■ Instructions to follow ■
Check each line of the material below for "Integration" and copy those where it appears.

Start of Records for this exercise

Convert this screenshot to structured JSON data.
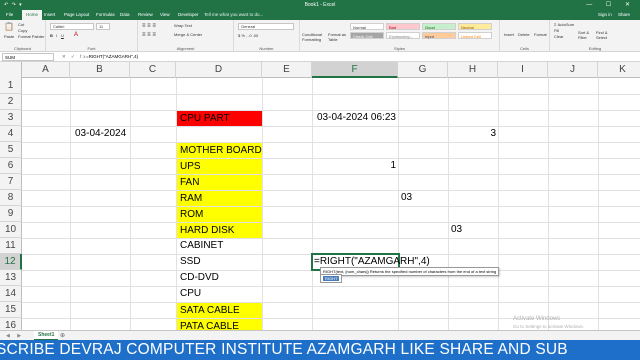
{
  "titlebar": {
    "qat": "↶ ↷ ▾",
    "title": "Book1 - Excel",
    "winbtns": "— ☐ ✕"
  },
  "tabs": {
    "items": [
      "File",
      "Home",
      "Insert",
      "Page Layout",
      "Formulas",
      "Data",
      "Review",
      "View",
      "Developer"
    ],
    "tell_me": "Tell me what you want to do...",
    "sign_in": "Sign in",
    "share": "Share"
  },
  "ribbon": {
    "clipboard": {
      "paste": "Paste",
      "cut": "Cut",
      "copy": "Copy",
      "format_painter": "Format Painter",
      "label": "Clipboard"
    },
    "font": {
      "name": "Calibri",
      "size": "11",
      "label": "Font"
    },
    "alignment": {
      "wrap": "Wrap Text",
      "merge": "Merge & Center",
      "label": "Alignment"
    },
    "number": {
      "format": "General",
      "label": "Number"
    },
    "styles": {
      "conditional": "Conditional Formatting",
      "format_table": "Format as Table",
      "normal": "Normal",
      "bad": "Bad",
      "good": "Good",
      "neutral": "Neutral",
      "check_cell": "Check Cell",
      "explanatory": "Explanatory...",
      "input": "Input",
      "linked_cell": "Linked Cell",
      "note": "Note",
      "label": "Styles"
    },
    "cells": {
      "insert": "Insert",
      "delete": "Delete",
      "format": "Format",
      "label": "Cells"
    },
    "editing": {
      "autosum": "AutoSum",
      "fill": "Fill",
      "clear": "Clear",
      "sort": "Sort & Filter",
      "find": "Find & Select",
      "label": "Editing"
    }
  },
  "formula_bar": {
    "name_box": "SUM",
    "icons": "✕ ✓ fx",
    "formula": "=RIGHT(\"AZAMGARH\",4)"
  },
  "columns": [
    "A",
    "B",
    "C",
    "D",
    "E",
    "F",
    "G",
    "H",
    "I",
    "J",
    "K"
  ],
  "rows": [
    "1",
    "2",
    "3",
    "4",
    "5",
    "6",
    "7",
    "8",
    "9",
    "10",
    "11",
    "12",
    "13",
    "14",
    "15",
    "16"
  ],
  "cells": {
    "d3": "CPU PART",
    "f3": "03-04-2024 06:23",
    "b4": "03-04-2024",
    "h4": "3",
    "d5": "MOTHER BOARD",
    "d6": "UPS",
    "f6": "1",
    "d7": "FAN",
    "d8": "RAM",
    "g8": "03",
    "d9": "ROM",
    "d10": "HARD DISK",
    "h10": "03",
    "d11": "CABINET",
    "d12": "SSD",
    "f12": "=RIGHT(\"AZAMGARH\",4)",
    "d13": "CD-DVD",
    "d14": "CPU",
    "d15": "SATA CABLE",
    "d16": "PATA CABLE"
  },
  "tooltip": "RIGHT(text, [num_chars])   Returns the specified number of characters from the end of a text string",
  "autocomplete": "RIGHT",
  "sheet_tab": "Sheet1",
  "sheet_nav": "◀ ▶",
  "add_sheet": "⊕",
  "watermark": {
    "line1": "Activate Windows",
    "line2": "Go to Settings to activate Windows."
  },
  "banner": "SCRIBE   DEVRAJ COMPUTER INSTITUTE AZAMGARH LIKE SHARE AND SUB",
  "colors": {
    "excel_green": "#217346",
    "red_fill": "#ff0000",
    "yellow_fill": "#ffff00",
    "banner_blue": "#1e6fc9"
  }
}
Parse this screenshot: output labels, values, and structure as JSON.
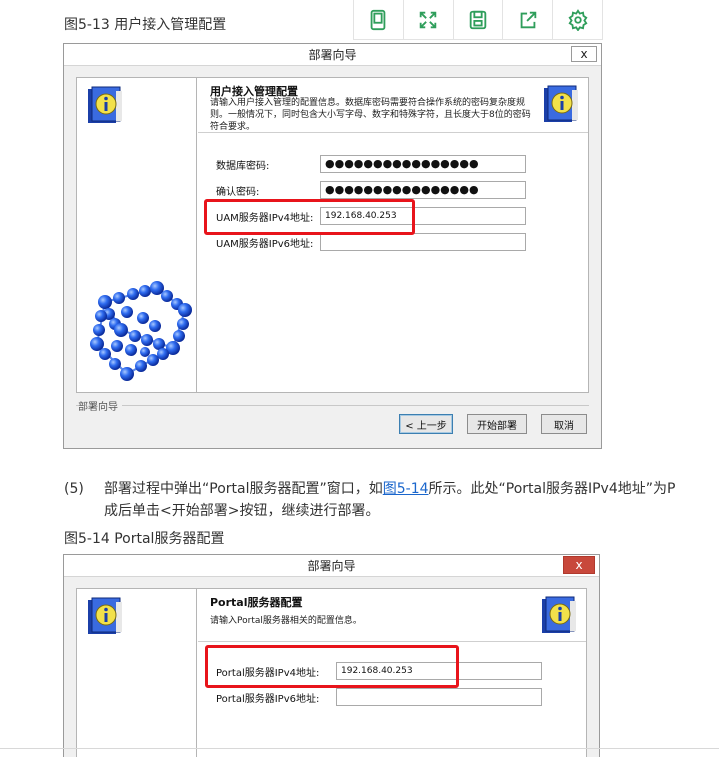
{
  "captions": {
    "fig13": "图5-13 用户接入管理配置",
    "fig14": "图5-14 Portal服务器配置"
  },
  "toolbar": {
    "icons": [
      "tablet-icon",
      "expand-icon",
      "save-icon",
      "share-icon",
      "gear-icon"
    ],
    "color": "#2f9e5b"
  },
  "paragraph": {
    "number": "(5)",
    "text_before_link": "部署过程中弹出“Portal服务器配置”窗口，如",
    "link": "图5-14",
    "text_after_link": "所示。此处“Portal服务器IPv4地址”为P",
    "line2": "成后单击<开始部署>按钮，继续进行部署。"
  },
  "dialog1": {
    "title": "部署向导",
    "close": "x",
    "section_title": "用户接入管理配置",
    "section_desc": "请输入用户接入管理的配置信息。数据库密码需要符合操作系统的密码复杂度规则。一般情况下，同时包含大小写字母、数字和特殊字符，且长度大于8位的密码符合要求。",
    "fields": [
      {
        "label": "数据库密码:",
        "value": "●●●●●●●●●●●●●●●●"
      },
      {
        "label": "确认密码:",
        "value": "●●●●●●●●●●●●●●●●"
      },
      {
        "label": "UAM服务器IPv4地址:",
        "value": "192.168.40.253"
      },
      {
        "label": "UAM服务器IPv6地址:",
        "value": ""
      }
    ],
    "footer_label": "部署向导",
    "buttons": {
      "prev": "< 上一步",
      "start": "开始部署",
      "cancel": "取消"
    }
  },
  "dialog2": {
    "title": "部署向导",
    "close": "x",
    "section_title": "Portal服务器配置",
    "section_desc": "请输入Portal服务器相关的配置信息。",
    "fields": [
      {
        "label": "Portal服务器IPv4地址:",
        "value": "192.168.40.253"
      },
      {
        "label": "Portal服务器IPv6地址:",
        "value": ""
      }
    ]
  },
  "colors": {
    "highlight": "#e8141b",
    "link": "#1a66cc",
    "close_red": "#c8483b"
  }
}
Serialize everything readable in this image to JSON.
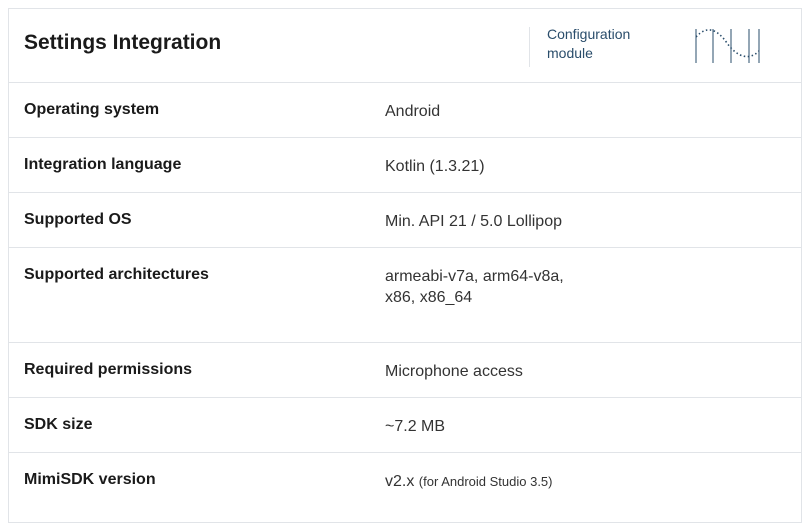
{
  "header": {
    "title": "Settings Integration",
    "subtitle_line1": "Configuration",
    "subtitle_line2": "module",
    "logo": "waveform-logo-icon"
  },
  "rows": [
    {
      "label": "Operating system",
      "value": "Android"
    },
    {
      "label": "Integration language",
      "value": "Kotlin (1.3.21)"
    },
    {
      "label": "Supported OS",
      "value": "Min. API 21 / 5.0 Lollipop"
    },
    {
      "label": "Supported architectures",
      "value_line1": "armeabi-v7a, arm64-v8a,",
      "value_line2": "x86, x86_64"
    },
    {
      "label": "Required permissions",
      "value": "Microphone access"
    },
    {
      "label": "SDK size",
      "value": "~7.2 MB"
    },
    {
      "label": "MimiSDK version",
      "value_main": "v2.x",
      "value_note": "(for Android Studio 3.5)"
    }
  ],
  "colors": {
    "accent": "#2a4d6b",
    "border": "#e1e4e8"
  }
}
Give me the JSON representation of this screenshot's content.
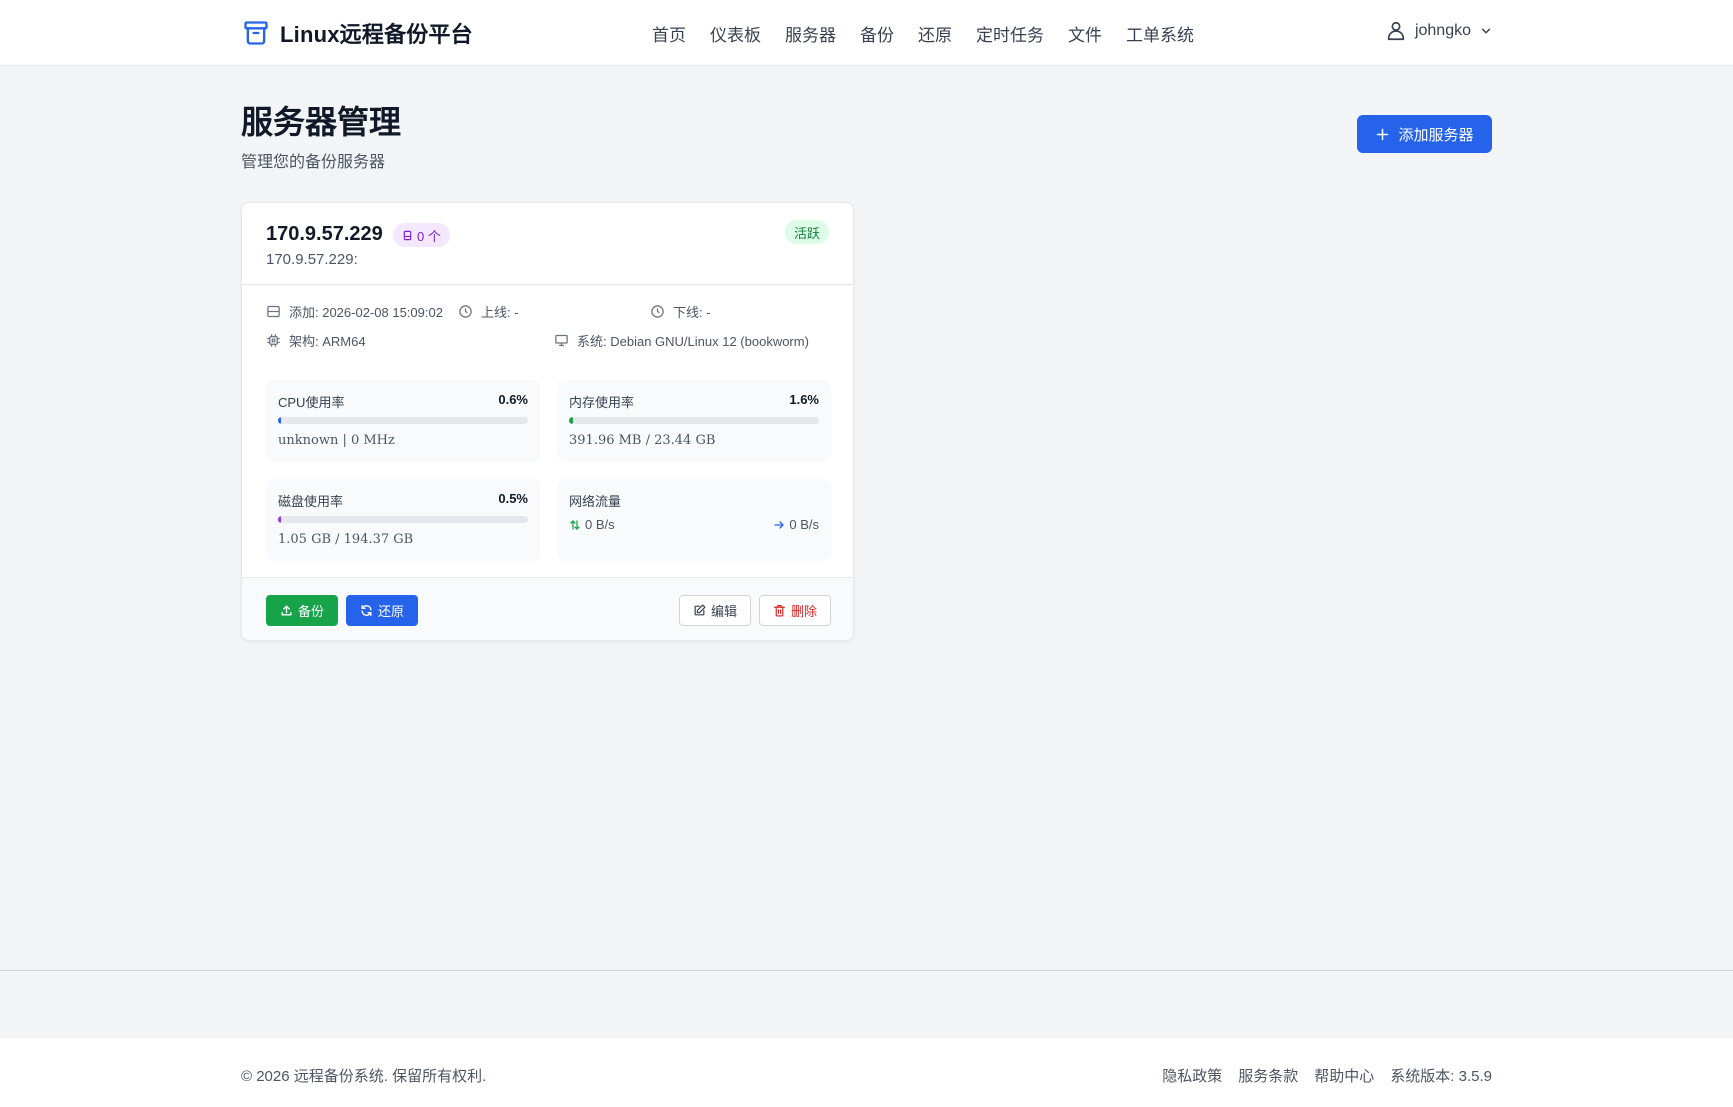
{
  "header": {
    "brand": "Linux远程备份平台",
    "nav": [
      "首页",
      "仪表板",
      "服务器",
      "备份",
      "还原",
      "定时任务",
      "文件",
      "工单系统"
    ],
    "username": "johngko"
  },
  "page": {
    "title": "服务器管理",
    "subtitle": "管理您的备份服务器",
    "add_button": "添加服务器"
  },
  "server": {
    "host": "170.9.57.229",
    "badge": "0 个",
    "host_sub": "170.9.57.229:",
    "status": "活跃",
    "added": "添加: 2026-02-08 15:09:02",
    "online": "上线: -",
    "offline": "下线: -",
    "arch": "架构: ARM64",
    "os": "系统: Debian GNU/Linux 12 (bookworm)",
    "cpu": {
      "label": "CPU使用率",
      "value": "0.6%",
      "percent": 0.6,
      "sub": "unknown | 0 MHz",
      "color": "#2563eb"
    },
    "memory": {
      "label": "内存使用率",
      "value": "1.6%",
      "percent": 1.6,
      "sub": "391.96 MB / 23.44 GB",
      "color": "#16a34a"
    },
    "disk": {
      "label": "磁盘使用率",
      "value": "0.5%",
      "percent": 0.5,
      "sub": "1.05 GB / 194.37 GB",
      "color": "#9333ea"
    },
    "network": {
      "label": "网络流量",
      "up": "0 B/s",
      "down": "0 B/s"
    },
    "actions": {
      "backup": "备份",
      "restore": "还原",
      "edit": "编辑",
      "delete": "删除"
    }
  },
  "footer": {
    "copyright": "© 2026 远程备份系统. 保留所有权利.",
    "links": [
      "隐私政策",
      "服务条款",
      "帮助中心",
      "系统版本: 3.5.9"
    ]
  },
  "colors": {
    "primary": "#2563eb",
    "success": "#16a34a",
    "danger": "#dc2626"
  }
}
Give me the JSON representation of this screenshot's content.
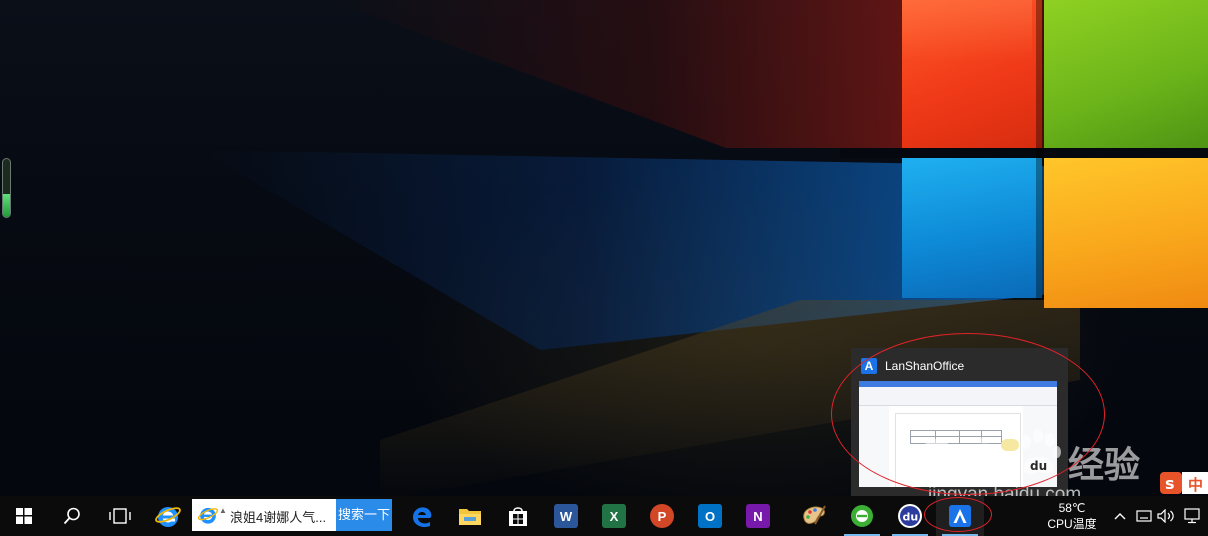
{
  "desktop": {
    "cpu_gauge_level": 0.4
  },
  "thumbnail": {
    "app_title": "LanShanOffice",
    "app_glyph": "A"
  },
  "watermark": {
    "brand_latin": "Bai",
    "brand_cn": "经验",
    "url": "jingyan.baidu.com"
  },
  "taskbar": {
    "search": {
      "text": "浪姐4谢娜人气...",
      "button_label": "搜索一下"
    },
    "apps": [
      {
        "name": "ie",
        "label": "e",
        "color": "#1e90ff"
      },
      {
        "name": "edge",
        "label": "e",
        "color": "#1473e6"
      },
      {
        "name": "file-explorer",
        "label": "",
        "color": "#f3c53d"
      },
      {
        "name": "store",
        "label": "",
        "color": "#ffffff"
      },
      {
        "name": "word",
        "label": "W",
        "color": "#2b579a"
      },
      {
        "name": "excel",
        "label": "X",
        "color": "#217346"
      },
      {
        "name": "powerpoint",
        "label": "P",
        "color": "#d24726"
      },
      {
        "name": "outlook",
        "label": "O",
        "color": "#0072c6"
      },
      {
        "name": "onenote",
        "label": "N",
        "color": "#7719aa"
      },
      {
        "name": "paint",
        "label": "",
        "color": "#d9a44a"
      },
      {
        "name": "360-browser",
        "label": "e",
        "color": "#3cb034"
      },
      {
        "name": "baidu-netdisk",
        "label": "du",
        "color": "#2b3b9e"
      },
      {
        "name": "lanshanoffice",
        "label": "A",
        "color": "#1a73e8"
      }
    ],
    "tray": {
      "cpu_temp": "58℃",
      "cpu_label": "CPU温度",
      "ime_label": "中"
    }
  },
  "colors": {
    "taskbar_bg": "#0b0b0c",
    "accent": "#76b9ed",
    "annotation": "#e0232a"
  }
}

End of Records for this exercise

■ Solution for this exercise ■
    "title": "Settings Integration",
      "label": "Integration language",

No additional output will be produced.